(Data extracted from a collection)
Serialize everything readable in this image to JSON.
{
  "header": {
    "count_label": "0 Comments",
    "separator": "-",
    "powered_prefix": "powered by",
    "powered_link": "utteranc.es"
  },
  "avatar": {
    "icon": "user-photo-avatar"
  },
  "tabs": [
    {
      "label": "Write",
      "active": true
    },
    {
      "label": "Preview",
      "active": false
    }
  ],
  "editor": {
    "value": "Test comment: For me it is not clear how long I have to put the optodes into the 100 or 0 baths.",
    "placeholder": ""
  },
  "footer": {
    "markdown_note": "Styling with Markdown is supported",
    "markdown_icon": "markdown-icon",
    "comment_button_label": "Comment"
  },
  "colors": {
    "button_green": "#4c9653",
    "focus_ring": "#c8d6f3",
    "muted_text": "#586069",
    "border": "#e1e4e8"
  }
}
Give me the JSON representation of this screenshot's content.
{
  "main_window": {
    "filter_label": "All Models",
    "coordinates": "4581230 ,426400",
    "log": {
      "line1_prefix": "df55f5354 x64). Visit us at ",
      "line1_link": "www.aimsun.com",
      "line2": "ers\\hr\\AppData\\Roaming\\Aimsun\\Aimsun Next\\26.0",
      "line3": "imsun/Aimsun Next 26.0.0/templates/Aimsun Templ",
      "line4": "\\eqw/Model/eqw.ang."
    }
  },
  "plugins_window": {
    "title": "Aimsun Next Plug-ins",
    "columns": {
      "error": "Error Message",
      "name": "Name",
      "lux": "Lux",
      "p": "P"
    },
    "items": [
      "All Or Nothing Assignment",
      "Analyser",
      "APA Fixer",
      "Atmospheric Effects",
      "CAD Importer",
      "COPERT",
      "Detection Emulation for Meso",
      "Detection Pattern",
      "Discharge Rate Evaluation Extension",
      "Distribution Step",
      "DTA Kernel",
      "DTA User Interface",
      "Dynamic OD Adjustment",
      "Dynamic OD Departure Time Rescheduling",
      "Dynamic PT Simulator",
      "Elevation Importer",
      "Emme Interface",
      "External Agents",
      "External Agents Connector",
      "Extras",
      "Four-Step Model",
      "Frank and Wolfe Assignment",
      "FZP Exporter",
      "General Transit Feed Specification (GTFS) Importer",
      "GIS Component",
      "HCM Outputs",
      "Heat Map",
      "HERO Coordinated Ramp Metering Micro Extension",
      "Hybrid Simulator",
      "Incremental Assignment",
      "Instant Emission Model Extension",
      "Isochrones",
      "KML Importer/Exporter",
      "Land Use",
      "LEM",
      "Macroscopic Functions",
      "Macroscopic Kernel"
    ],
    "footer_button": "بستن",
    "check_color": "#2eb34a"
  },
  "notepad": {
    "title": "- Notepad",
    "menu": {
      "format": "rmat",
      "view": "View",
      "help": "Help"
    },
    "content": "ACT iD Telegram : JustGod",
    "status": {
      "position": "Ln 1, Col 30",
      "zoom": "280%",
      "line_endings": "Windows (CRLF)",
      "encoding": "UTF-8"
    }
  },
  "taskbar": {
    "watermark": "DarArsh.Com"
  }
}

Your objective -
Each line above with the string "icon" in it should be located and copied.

Task output -
    "icon": "user-photo-avatar"
    "markdown_icon": "markdown-icon",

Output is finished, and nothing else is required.